**Problem description:** Set down the records once more, please, exactly and with the pictures left out.

**Working data:**
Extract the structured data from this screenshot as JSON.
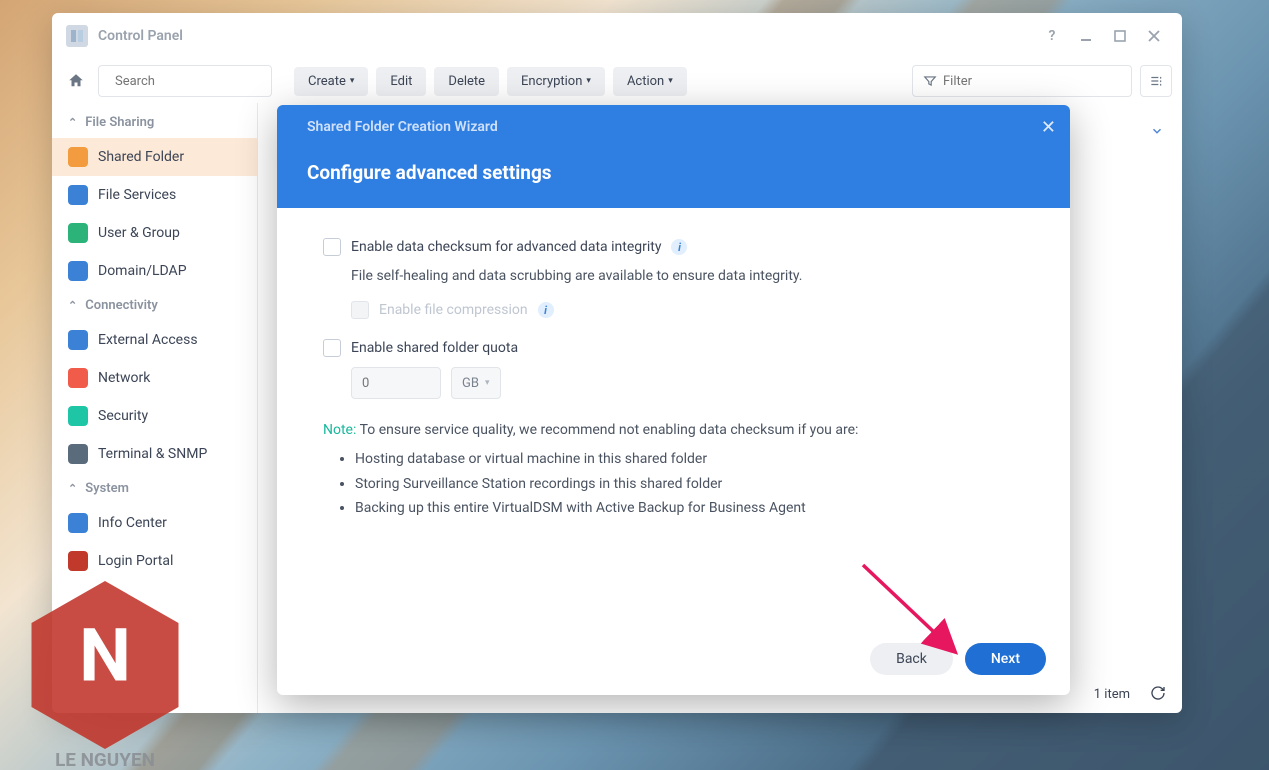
{
  "window": {
    "title": "Control Panel"
  },
  "search": {
    "placeholder": "Search"
  },
  "toolbar": {
    "create": "Create",
    "edit": "Edit",
    "delete": "Delete",
    "encryption": "Encryption",
    "action": "Action",
    "filter_placeholder": "Filter"
  },
  "sidebar": {
    "sections": [
      {
        "label": "File Sharing",
        "items": [
          {
            "label": "Shared Folder",
            "icon_color": "#f39c3f",
            "active": true
          },
          {
            "label": "File Services",
            "icon_color": "#3b82d6"
          },
          {
            "label": "User & Group",
            "icon_color": "#2cb37a"
          },
          {
            "label": "Domain/LDAP",
            "icon_color": "#3b82d6"
          }
        ]
      },
      {
        "label": "Connectivity",
        "items": [
          {
            "label": "External Access",
            "icon_color": "#3b82d6"
          },
          {
            "label": "Network",
            "icon_color": "#f15b4a"
          },
          {
            "label": "Security",
            "icon_color": "#1fc6a6"
          },
          {
            "label": "Terminal & SNMP",
            "icon_color": "#5a6b7c"
          }
        ]
      },
      {
        "label": "System",
        "items": [
          {
            "label": "Info Center",
            "icon_color": "#3b82d6"
          },
          {
            "label": "Login Portal",
            "icon_color": "#c0392b"
          }
        ]
      }
    ]
  },
  "footer": {
    "count": "1 item"
  },
  "modal": {
    "wizard_title": "Shared Folder Creation Wizard",
    "heading": "Configure advanced settings",
    "checksum_label": "Enable data checksum for advanced data integrity",
    "checksum_desc": "File self-healing and data scrubbing are available to ensure data integrity.",
    "compression_label": "Enable file compression",
    "quota_label": "Enable shared folder quota",
    "quota_value": "0",
    "quota_unit": "GB",
    "note_prefix": "Note:",
    "note_text": "To ensure service quality, we recommend not enabling data checksum if you are:",
    "bullets": [
      "Hosting database or virtual machine in this shared folder",
      "Storing Surveillance Station recordings in this shared folder",
      "Backing up this entire VirtualDSM with Active Backup for Business Agent"
    ],
    "back": "Back",
    "next": "Next"
  }
}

**Answer to this task:**
Extract the structured data from this screenshot as JSON.
{
  "window": {
    "title": "Control Panel"
  },
  "search": {
    "placeholder": "Search"
  },
  "toolbar": {
    "create": "Create",
    "edit": "Edit",
    "delete": "Delete",
    "encryption": "Encryption",
    "action": "Action",
    "filter_placeholder": "Filter"
  },
  "sidebar": {
    "sections": [
      {
        "label": "File Sharing",
        "items": [
          {
            "label": "Shared Folder",
            "icon_color": "#f39c3f",
            "active": true
          },
          {
            "label": "File Services",
            "icon_color": "#3b82d6"
          },
          {
            "label": "User & Group",
            "icon_color": "#2cb37a"
          },
          {
            "label": "Domain/LDAP",
            "icon_color": "#3b82d6"
          }
        ]
      },
      {
        "label": "Connectivity",
        "items": [
          {
            "label": "External Access",
            "icon_color": "#3b82d6"
          },
          {
            "label": "Network",
            "icon_color": "#f15b4a"
          },
          {
            "label": "Security",
            "icon_color": "#1fc6a6"
          },
          {
            "label": "Terminal & SNMP",
            "icon_color": "#5a6b7c"
          }
        ]
      },
      {
        "label": "System",
        "items": [
          {
            "label": "Info Center",
            "icon_color": "#3b82d6"
          },
          {
            "label": "Login Portal",
            "icon_color": "#c0392b"
          }
        ]
      }
    ]
  },
  "footer": {
    "count": "1 item"
  },
  "modal": {
    "wizard_title": "Shared Folder Creation Wizard",
    "heading": "Configure advanced settings",
    "checksum_label": "Enable data checksum for advanced data integrity",
    "checksum_desc": "File self-healing and data scrubbing are available to ensure data integrity.",
    "compression_label": "Enable file compression",
    "quota_label": "Enable shared folder quota",
    "quota_value": "0",
    "quota_unit": "GB",
    "note_prefix": "Note:",
    "note_text": "To ensure service quality, we recommend not enabling data checksum if you are:",
    "bullets": [
      "Hosting database or virtual machine in this shared folder",
      "Storing Surveillance Station recordings in this shared folder",
      "Backing up this entire VirtualDSM with Active Backup for Business Agent"
    ],
    "back": "Back",
    "next": "Next"
  }
}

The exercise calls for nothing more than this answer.